Is the word itself a problem? Are ‘beauty’ and ‘the beautiful’ the same thing? Or are we dealing with something which is literally in the eyes of a billion beholders, eliciting a billion reactions and consequently a billion unique definitions?

Does it matter? Is preoccupation with beauty a distraction from other considerations, such as functionality, utility or practicality? Is beauty merely one of life’s luxuries, or is it directly related – in both positive and negative ways – to health, happiness, well-being, sense of self and other essentials for survival? How does beauty inform the way we cultivate personal relationships and experience love and romance? How does it shape our values and our perceptions of the broad spectrum of human creativity?

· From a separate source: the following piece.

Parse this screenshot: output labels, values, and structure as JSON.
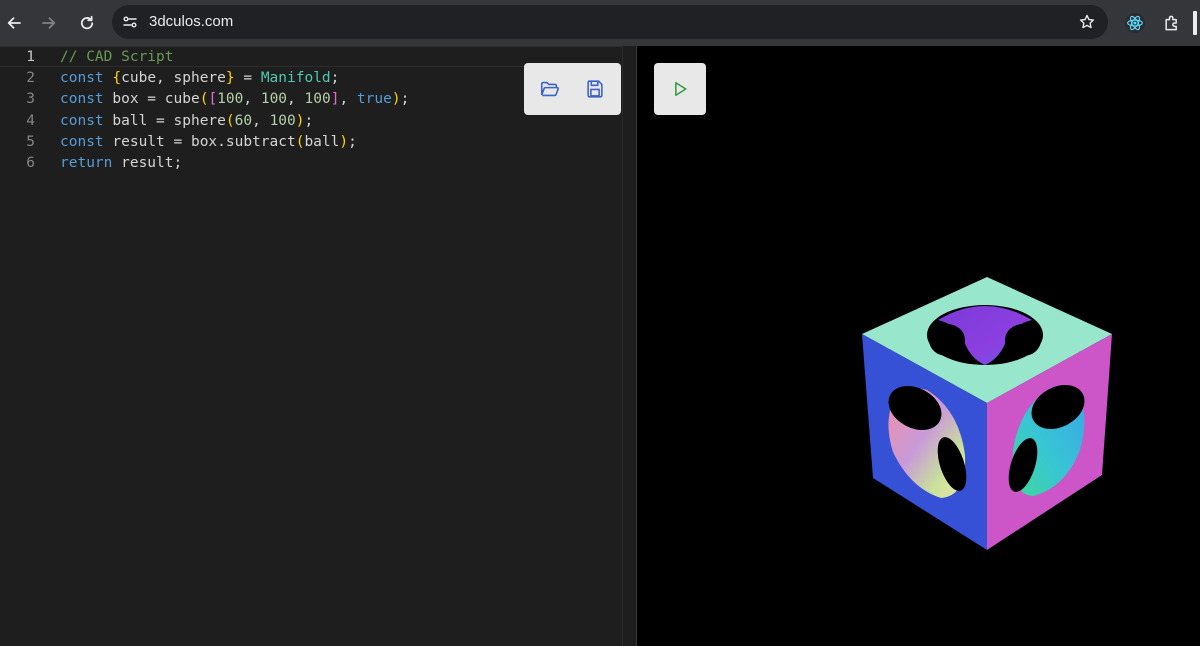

What is at stake when we talk about art, literature, film or music in terms of beauty?

The Making Sense of Beauty conference seeks to explore these questions in an inclusive environment that welcomes participants from all disciplines, professions and vocations. As we come together to engage in a rich interdisciplinary conversation we will wrestle with issues that cross the boundaries of the intellectual, the emotional and the personal. The conference organiser’s therefore welcome the submission of proposals for presentations that deal with any aspect of beauty, such as:

1. Experiences and Representations of Beauty:
– Beauty and the everyday
– Beauty and social stratification: gender, sexuality, class, race, ethnicity, age, etc.
– Beauty specialists
– Beauty disciples
– Pursuit of beauty
– Appropriations of beauty
– Expressions of beauty
– Appearance of beauty
– Making beauty
– Documenting beauty
– Emotion and beauty
– Beauty and seduction
– Representing beauty in art, literature and popular culture
– Visualising beauty

2. Beauty and Nature:
– Beauty and the natural world
– Beauty and the Sublime
– Beauty and desire
– Science and mathematics of beauty
– Medical aspects of beauty
– Beauty and power
– Symbolic beauty
– Symmetry and beauty

3. Beauty as Commodity:
Beauty and consumer culture
– Beauty and cultural capital
– Beauty professions and trades
– Beauty cities
– Beauty marketing and forecasting
– Professional beauties (models, actors, celebrities, beauty pageants etc.)
– Fashion and beauty
– Glamour and beauty
– Constructs of beauty

4. Beauty in Flux:
Beauty and transgression
– Beauty and ugliness
– Beauty and aging
– Defiling the beautiful
– Destroying the beautiful
– Beauty and death
– Beauty and decay, horror, the grotesque
– Beauty subcultures – Enhancing the body beautiful: cosmetics, tattoos, piercings, surgical interventions, and other forms of body modification
– The body in flux
– Future bodies
– Beauty across cultures
– Historical perspectives on beauty
– Are we haunted by our past  beauty/reflecting on the past ?

5. Using Beauty:
Beauty and mental health
– Beauty and clinical/rehabilitative/restorative practices
– Beauty and engineering, urban planning and development
– Beauty as vehicle for social/political/cultural critique
– Beauty and education/learning
– Beauty and public policy: legislation that preserves/neglects beautiful things

Subsequently, as well as more traditional forms of presentation, we encourage submission of proposals for short workshops, practitioner-based activities, best practice showcases, how-to sessions, live demonstrations, performances, and pre-formed panels. We particularly welcome short film screenings; photographic essays; installations; interactive talks and alternative presentation styles that encourage engagement.

Conference Web-Site: